== Material provided ==

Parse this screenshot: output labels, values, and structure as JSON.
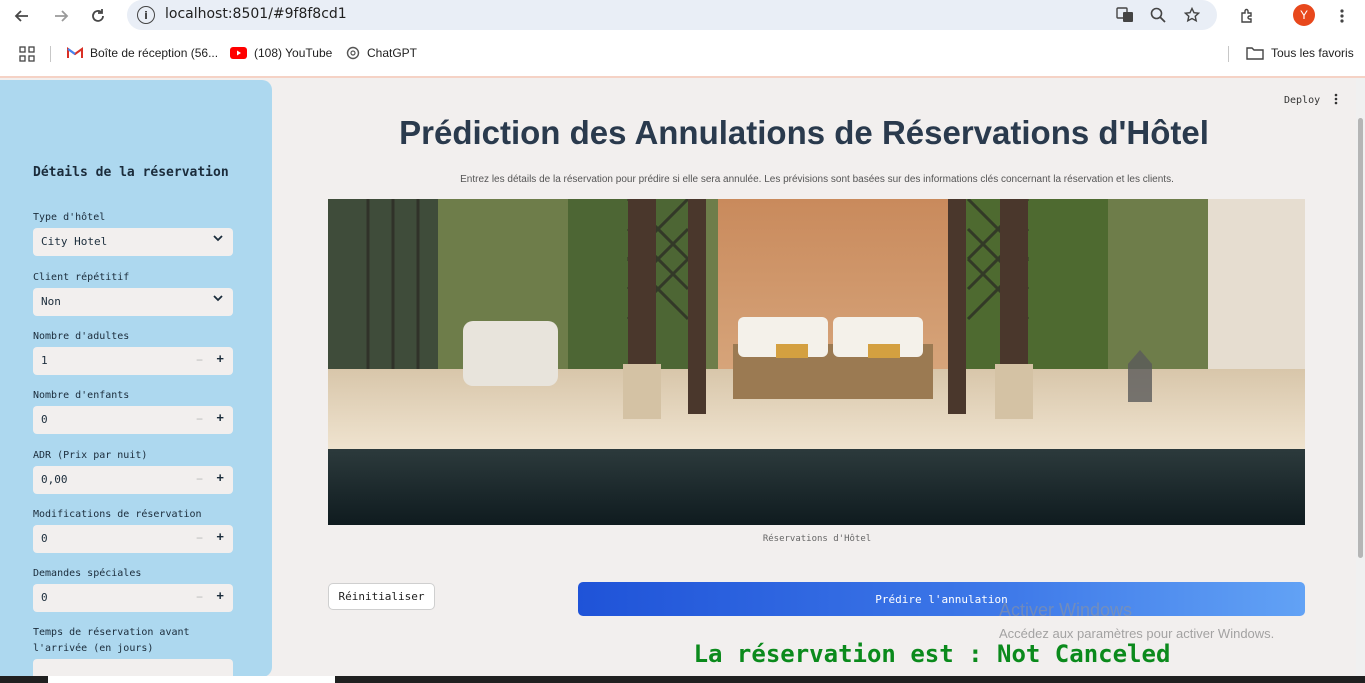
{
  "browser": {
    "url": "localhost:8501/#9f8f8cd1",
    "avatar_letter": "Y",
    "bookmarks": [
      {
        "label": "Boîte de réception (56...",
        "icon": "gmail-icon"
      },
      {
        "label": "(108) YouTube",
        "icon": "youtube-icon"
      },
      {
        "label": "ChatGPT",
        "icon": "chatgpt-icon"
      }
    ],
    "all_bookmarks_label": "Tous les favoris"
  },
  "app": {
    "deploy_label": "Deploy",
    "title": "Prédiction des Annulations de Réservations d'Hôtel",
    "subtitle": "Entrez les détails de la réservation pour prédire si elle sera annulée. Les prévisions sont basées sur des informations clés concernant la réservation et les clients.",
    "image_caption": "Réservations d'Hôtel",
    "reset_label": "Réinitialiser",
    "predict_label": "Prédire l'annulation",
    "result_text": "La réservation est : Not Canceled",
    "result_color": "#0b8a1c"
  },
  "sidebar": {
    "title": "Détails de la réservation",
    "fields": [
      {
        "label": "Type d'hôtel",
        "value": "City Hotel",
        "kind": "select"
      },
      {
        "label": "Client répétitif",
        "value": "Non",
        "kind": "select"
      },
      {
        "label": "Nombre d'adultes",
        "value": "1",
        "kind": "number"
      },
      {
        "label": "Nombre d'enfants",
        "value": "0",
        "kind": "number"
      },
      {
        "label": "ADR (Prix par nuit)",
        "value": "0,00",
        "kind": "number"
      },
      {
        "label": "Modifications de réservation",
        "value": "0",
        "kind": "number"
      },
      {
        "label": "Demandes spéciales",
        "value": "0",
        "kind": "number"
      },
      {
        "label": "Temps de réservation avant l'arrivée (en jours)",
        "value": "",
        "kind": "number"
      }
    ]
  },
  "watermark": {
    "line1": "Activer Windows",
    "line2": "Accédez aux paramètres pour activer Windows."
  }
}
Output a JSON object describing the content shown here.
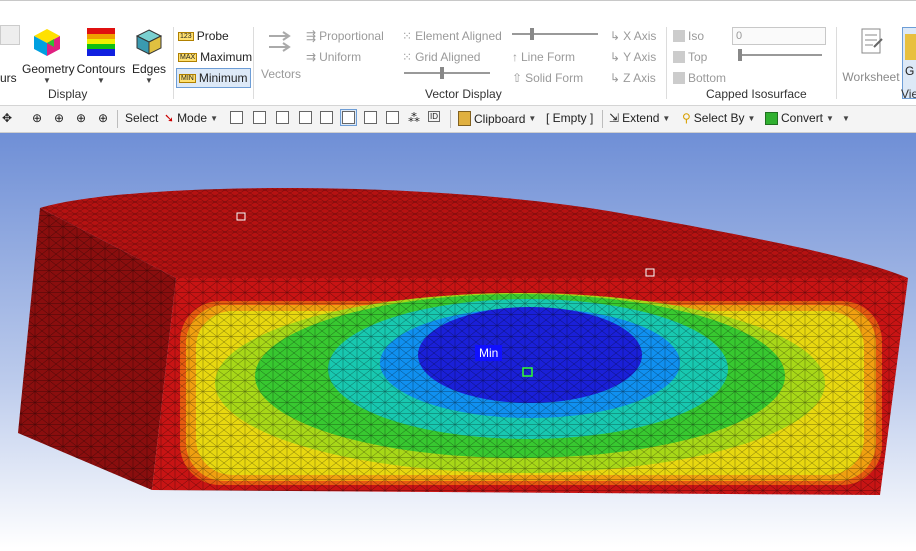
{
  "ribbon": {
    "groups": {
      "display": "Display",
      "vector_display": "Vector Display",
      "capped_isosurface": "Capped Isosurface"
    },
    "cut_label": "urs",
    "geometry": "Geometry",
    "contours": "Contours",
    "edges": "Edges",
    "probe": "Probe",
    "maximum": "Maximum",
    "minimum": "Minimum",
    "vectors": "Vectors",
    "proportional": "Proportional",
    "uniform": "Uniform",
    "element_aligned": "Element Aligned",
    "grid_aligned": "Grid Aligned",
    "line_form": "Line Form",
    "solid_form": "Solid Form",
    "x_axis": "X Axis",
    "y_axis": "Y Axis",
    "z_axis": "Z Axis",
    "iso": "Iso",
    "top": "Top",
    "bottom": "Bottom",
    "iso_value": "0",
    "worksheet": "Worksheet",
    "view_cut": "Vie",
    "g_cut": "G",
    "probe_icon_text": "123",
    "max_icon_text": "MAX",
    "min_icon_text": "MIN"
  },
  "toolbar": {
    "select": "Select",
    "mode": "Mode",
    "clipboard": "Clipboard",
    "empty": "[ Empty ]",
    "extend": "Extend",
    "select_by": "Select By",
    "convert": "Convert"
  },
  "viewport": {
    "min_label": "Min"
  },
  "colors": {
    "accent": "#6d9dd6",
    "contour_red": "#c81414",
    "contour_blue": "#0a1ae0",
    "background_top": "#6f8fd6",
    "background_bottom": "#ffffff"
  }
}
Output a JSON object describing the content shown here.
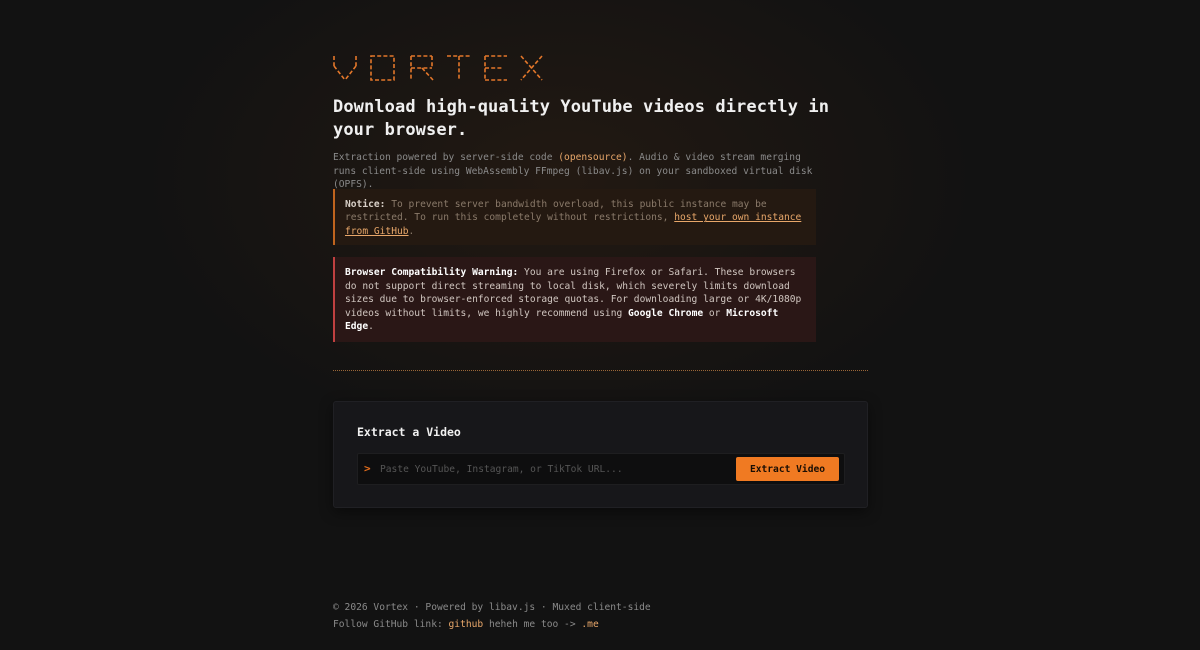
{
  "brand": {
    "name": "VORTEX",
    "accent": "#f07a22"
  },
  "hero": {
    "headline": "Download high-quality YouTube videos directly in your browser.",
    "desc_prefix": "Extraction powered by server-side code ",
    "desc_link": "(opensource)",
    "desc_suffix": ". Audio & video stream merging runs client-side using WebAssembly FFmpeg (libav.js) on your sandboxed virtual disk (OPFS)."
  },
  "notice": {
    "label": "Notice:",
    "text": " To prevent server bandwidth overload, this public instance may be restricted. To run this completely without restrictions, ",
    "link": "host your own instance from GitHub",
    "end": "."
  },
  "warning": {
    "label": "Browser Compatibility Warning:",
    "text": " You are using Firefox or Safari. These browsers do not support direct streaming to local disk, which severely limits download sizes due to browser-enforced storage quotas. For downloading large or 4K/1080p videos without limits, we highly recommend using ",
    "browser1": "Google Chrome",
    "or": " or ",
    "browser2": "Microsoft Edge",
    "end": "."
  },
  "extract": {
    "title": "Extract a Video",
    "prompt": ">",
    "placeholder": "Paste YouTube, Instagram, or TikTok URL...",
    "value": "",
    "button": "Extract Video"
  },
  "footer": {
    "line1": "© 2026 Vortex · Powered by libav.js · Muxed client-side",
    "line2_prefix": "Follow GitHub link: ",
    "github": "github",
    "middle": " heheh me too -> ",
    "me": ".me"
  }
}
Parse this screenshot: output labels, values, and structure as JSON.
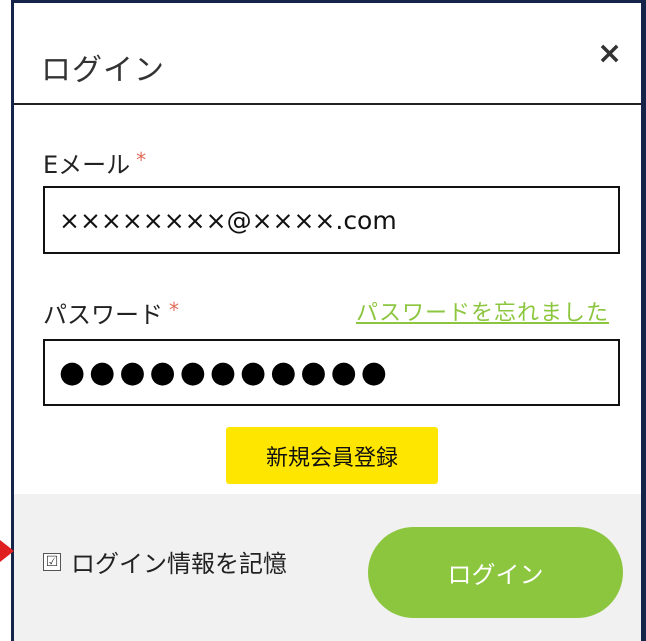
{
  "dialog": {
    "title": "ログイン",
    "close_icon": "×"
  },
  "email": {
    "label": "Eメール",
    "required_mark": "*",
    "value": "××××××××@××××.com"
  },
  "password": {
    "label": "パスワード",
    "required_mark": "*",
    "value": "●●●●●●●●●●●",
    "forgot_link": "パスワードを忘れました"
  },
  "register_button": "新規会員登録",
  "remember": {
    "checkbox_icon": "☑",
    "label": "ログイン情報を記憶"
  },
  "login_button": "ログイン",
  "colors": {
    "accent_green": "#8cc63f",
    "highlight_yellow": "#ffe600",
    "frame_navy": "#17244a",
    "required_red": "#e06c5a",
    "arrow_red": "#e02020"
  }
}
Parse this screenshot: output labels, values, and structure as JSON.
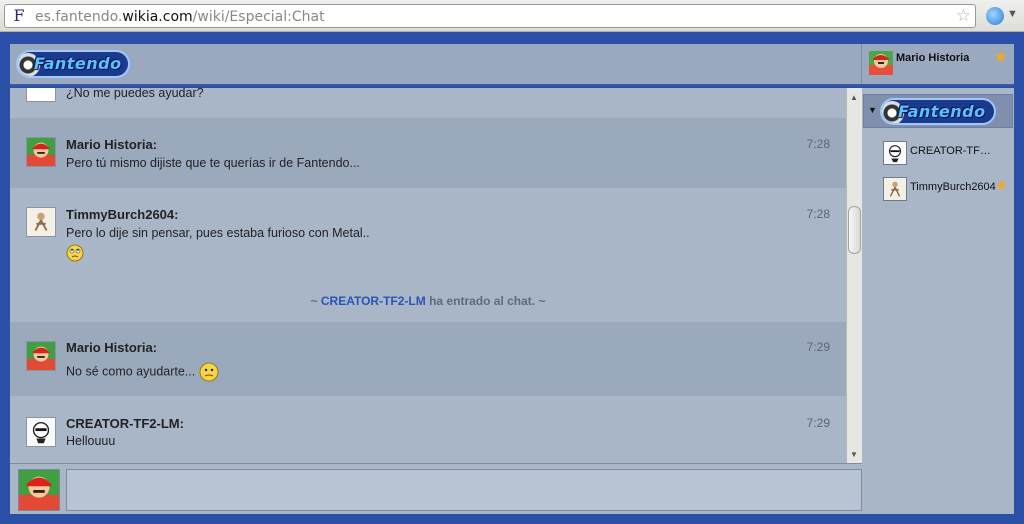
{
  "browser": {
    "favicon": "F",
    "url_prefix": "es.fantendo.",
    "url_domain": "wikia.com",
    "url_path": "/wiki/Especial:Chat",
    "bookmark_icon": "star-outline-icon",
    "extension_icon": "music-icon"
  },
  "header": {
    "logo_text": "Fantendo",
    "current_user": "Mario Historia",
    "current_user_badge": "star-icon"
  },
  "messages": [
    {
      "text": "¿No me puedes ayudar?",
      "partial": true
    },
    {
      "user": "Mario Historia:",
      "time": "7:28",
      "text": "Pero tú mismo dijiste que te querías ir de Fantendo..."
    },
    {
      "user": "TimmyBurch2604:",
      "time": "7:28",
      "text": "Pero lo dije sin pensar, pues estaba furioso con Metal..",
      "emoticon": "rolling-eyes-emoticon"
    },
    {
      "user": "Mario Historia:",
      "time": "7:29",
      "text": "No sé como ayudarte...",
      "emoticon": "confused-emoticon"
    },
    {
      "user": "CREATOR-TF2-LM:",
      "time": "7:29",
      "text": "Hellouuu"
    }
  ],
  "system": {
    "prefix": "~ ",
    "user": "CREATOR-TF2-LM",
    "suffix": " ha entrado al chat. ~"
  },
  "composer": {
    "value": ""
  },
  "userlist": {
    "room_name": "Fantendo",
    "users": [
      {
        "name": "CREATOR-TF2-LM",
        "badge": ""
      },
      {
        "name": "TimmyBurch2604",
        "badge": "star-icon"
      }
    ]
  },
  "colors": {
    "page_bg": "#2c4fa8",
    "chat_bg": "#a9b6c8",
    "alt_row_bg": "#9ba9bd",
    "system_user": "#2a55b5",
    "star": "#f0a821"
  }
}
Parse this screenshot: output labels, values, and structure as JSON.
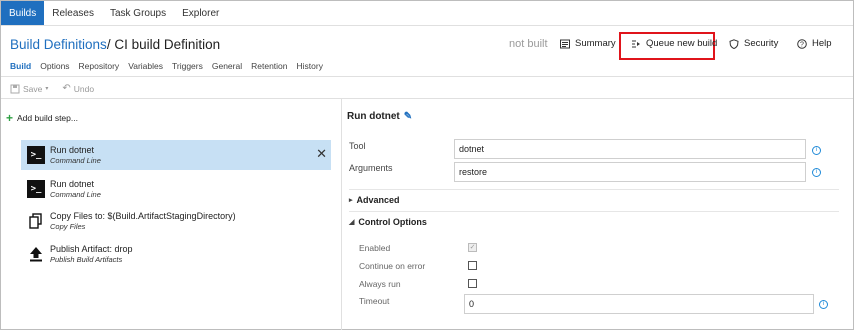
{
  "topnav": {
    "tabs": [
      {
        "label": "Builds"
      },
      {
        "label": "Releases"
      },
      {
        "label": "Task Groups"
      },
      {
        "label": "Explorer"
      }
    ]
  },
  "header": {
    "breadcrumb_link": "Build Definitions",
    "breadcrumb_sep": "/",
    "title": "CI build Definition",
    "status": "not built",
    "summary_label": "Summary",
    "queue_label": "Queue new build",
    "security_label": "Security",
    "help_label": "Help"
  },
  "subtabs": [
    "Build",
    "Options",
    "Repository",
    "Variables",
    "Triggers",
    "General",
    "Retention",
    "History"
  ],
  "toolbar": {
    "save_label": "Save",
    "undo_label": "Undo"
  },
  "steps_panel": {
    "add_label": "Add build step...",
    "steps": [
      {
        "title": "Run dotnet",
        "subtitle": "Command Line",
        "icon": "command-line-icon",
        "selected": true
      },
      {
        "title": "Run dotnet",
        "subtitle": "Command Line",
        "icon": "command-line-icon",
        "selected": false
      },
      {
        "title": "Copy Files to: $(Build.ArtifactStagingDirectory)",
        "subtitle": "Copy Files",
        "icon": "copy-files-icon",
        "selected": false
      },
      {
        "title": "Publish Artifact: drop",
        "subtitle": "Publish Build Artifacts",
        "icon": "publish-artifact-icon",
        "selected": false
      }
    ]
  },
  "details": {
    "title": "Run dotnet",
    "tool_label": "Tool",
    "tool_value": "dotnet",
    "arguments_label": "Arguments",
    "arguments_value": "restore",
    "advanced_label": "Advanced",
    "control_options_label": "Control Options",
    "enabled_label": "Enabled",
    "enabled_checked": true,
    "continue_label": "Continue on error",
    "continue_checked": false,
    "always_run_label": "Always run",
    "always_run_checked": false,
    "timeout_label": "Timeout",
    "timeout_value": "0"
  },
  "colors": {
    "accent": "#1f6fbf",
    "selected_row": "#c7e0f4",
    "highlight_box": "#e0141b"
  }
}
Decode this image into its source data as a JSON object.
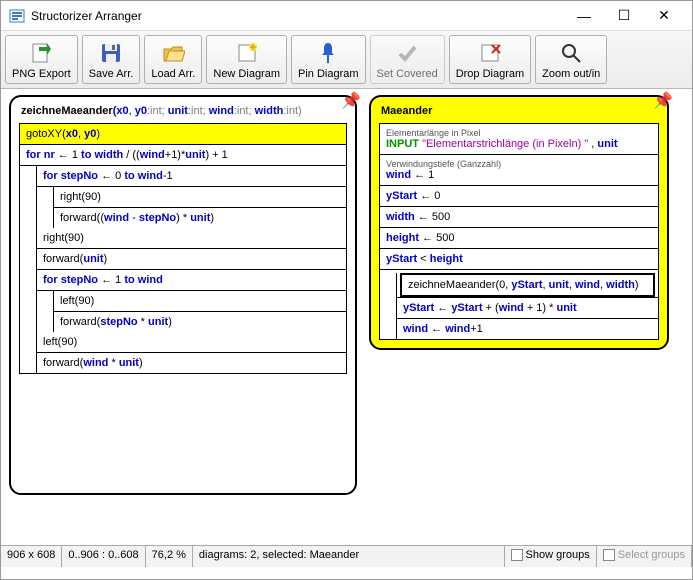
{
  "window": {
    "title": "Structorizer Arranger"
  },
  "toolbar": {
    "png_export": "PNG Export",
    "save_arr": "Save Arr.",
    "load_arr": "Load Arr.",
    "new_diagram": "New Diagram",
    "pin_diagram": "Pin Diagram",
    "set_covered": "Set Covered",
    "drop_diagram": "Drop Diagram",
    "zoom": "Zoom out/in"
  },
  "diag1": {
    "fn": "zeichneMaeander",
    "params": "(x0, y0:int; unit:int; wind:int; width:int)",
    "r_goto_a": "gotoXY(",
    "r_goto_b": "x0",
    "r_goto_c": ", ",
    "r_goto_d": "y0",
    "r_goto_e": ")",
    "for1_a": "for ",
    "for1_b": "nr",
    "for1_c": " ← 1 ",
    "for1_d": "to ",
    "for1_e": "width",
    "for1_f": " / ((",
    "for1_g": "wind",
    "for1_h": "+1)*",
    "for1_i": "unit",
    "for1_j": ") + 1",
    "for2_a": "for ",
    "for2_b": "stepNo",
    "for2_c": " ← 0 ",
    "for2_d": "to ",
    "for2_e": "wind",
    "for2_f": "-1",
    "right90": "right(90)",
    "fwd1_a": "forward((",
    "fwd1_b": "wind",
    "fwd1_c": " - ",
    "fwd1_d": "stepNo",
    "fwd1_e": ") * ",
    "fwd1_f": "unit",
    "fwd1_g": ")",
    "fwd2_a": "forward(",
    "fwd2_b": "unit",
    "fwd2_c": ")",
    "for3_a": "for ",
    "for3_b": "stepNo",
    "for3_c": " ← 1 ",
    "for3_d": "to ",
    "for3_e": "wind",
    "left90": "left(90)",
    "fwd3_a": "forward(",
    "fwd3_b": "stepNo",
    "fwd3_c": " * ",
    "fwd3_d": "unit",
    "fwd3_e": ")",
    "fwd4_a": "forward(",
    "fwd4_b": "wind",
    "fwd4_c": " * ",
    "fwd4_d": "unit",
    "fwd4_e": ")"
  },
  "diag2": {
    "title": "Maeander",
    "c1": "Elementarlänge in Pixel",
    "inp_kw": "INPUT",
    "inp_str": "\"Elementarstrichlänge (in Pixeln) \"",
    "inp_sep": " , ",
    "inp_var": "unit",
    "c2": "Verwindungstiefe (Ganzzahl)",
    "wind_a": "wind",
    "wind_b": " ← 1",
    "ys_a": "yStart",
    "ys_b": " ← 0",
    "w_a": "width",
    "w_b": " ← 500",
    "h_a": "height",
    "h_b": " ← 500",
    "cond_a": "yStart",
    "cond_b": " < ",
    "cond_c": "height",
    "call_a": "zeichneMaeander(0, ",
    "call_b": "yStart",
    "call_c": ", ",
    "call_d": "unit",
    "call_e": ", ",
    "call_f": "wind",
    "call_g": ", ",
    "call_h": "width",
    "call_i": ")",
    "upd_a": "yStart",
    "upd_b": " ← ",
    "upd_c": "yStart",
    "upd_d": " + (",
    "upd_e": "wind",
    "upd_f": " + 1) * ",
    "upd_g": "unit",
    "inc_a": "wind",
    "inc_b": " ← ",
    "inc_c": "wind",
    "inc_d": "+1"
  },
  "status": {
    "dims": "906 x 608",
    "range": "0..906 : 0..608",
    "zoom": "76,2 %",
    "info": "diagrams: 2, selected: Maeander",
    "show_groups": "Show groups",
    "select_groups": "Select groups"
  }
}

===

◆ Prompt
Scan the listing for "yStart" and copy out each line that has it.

◆ Response to this task
    "ys_a": "yStart",
    "cond_a": "yStart",
    "call_b": "yStart",
    "upd_a": "yStart",
    "upd_c": "yStart",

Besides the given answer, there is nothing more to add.